Duke, J.M., 2010, Government geoscience to support mineral exploration: public policy rationale and impact: Prospectors and Developers Association of Canada. Toronto, Canada, 64 p.

Foley, N. and Ayuso, R., 2015, REE enrichment in granite-derived regolith deposits of the Southeastern United States: Prospective source rocks and accumulation processes, In: Simandl, G.J. and Neetz, M., (Eds.), Symposium on Strategic and Critical Materials Proceedings, November 13-14, 2015, Victoria, British Columbia, British Columbia Ministry of Energy and Mines, British Columbia Geological Survey Paper 2015-3, pp. 131-138.

Goonan, T.G., 2011, Rare Earth Elements—End Use and Recyclability: U.S. Geological Survey SIR 2011-5094 available at

Goonan, T.G., 2012, Lithium use in batteries: U.S. Geological Survey Circular 1371, 14 p., 2011–1042, 11 p., available at

Goonan, T.G., 2012, Materials flow of indium in the United States in 2008 and 2009: U.S. Geological Survey Circular 1377, 12 p., available at

Long, K.R., Van Gosen, B.S., Foley, N.K., and Cordier, Daniel, 2010, The principal rare earth elements deposits of the United States—A summary of domestic deposits and a global perspective: U.S. Geological Survey Scientific Investigations Report 2010–5220, 96 p., available at

Menzie, W.D., Baker, M.S., Bleiwas, D.I., and Kuo, Chin, 2011, Mines and mineral processing facilities in the vicinity of the March 11, 2011, earthquake in northern Honshu, Japan: U.S. Geological Survey Open-File Report 2011–1069, 7 p. (

National Research Council, 2008, Minerals, Critical Minerals, and the U.S. Economy: Washington, D.C., National Academies Press, 264 p.

Soto-Viruet, Yadira, Menzie, W.D., Papp, J.F., and Yager, T.R., 2013, An exploration in mineral supply chain mapping using tantalum as an example: U.S. Geological Survey Open-File Report 2013–1239, 51 p.,

Tse, Pui-Kwan, 2011, China’s Rare-Earth Industry. U.S. Geological Survey Open-File Report 2011–1042, 11 p., available only at

USGS, 2017, Mineral Commodity Summaries 2016. U.S. Geological Survey, 202 p.

Wilburn, D.R., 2012, Byproduct metals and rare-earth elements used in the production of light-emitting diodes—Overview of principal sources of supply and material requirements for selected markets: U.S. Geological Survey Scientific Investigations Report 2012–5215, 15 p., available online at

Yager, T.R., Soto-Viruet, Yadira, and Barry, J.J., 2012, Recent strikes in South Africa’s platinum-group metal mines—Effects upon world platinum-group metal supplies: USGS Open-File Report 2012-1273, 18 p.,
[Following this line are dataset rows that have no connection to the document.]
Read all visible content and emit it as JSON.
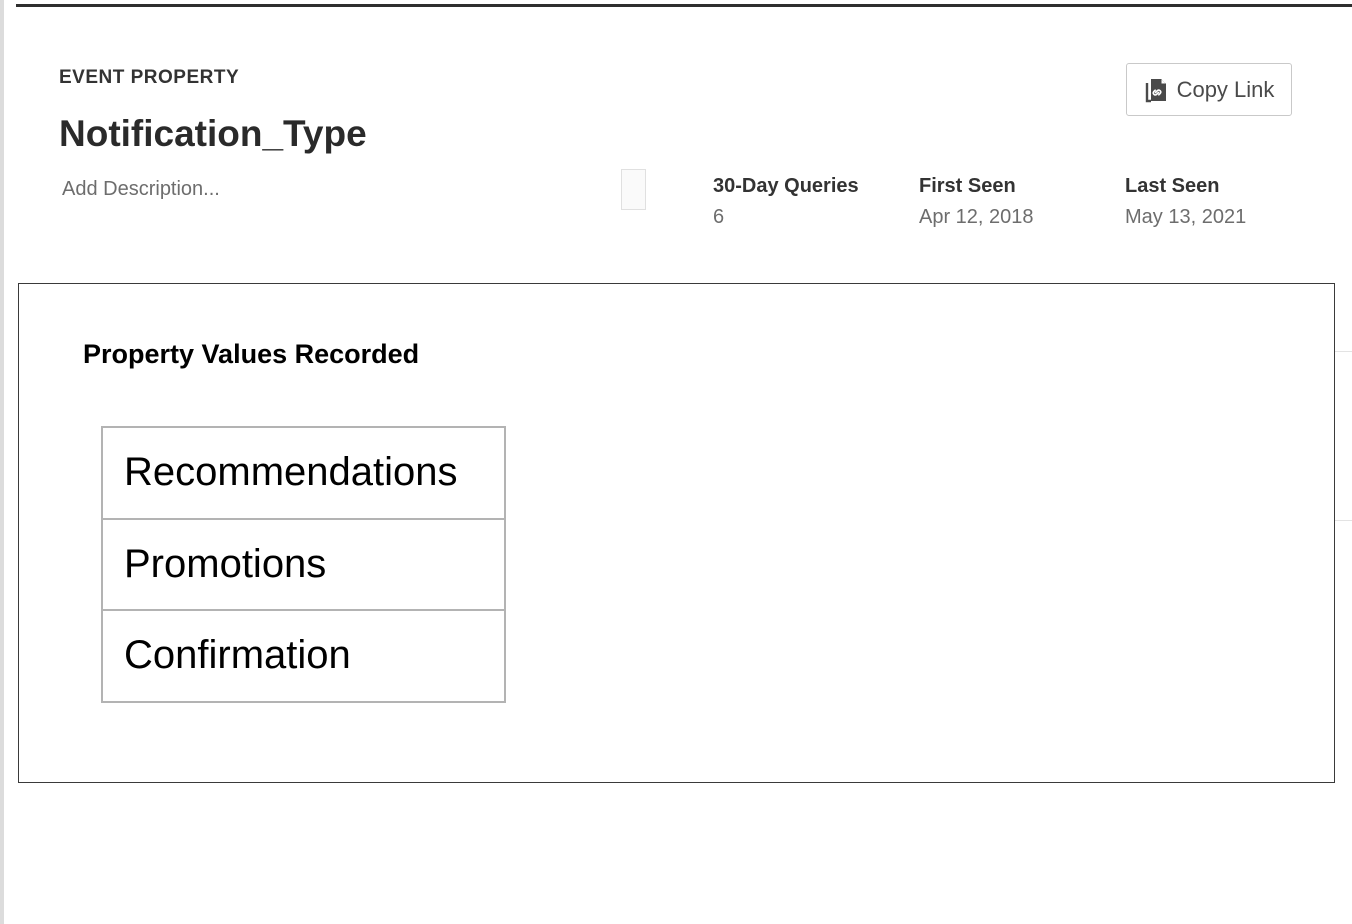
{
  "header": {
    "eyebrow": "EVENT PROPERTY",
    "title": "Notification_Type",
    "description_placeholder": "Add Description..."
  },
  "actions": {
    "copy_link_label": "Copy Link",
    "copy_link_icon": "copy-link-icon"
  },
  "stats": [
    {
      "label": "30-Day Queries",
      "value": "6"
    },
    {
      "label": "First Seen",
      "value": "Apr 12, 2018"
    },
    {
      "label": "Last Seen",
      "value": "May 13, 2021"
    }
  ],
  "values_panel": {
    "title": "Property Values Recorded",
    "values": [
      "Recommendations",
      "Promotions",
      "Confirmation"
    ]
  }
}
[1] The tool was featured in a report to Congress submitted in 2016 by the Interagency Subcommittee on Critical and Strategic Mineral Supply Chains and entitled, Assessment of Critical Minerals: Screening Methodology and Initial Application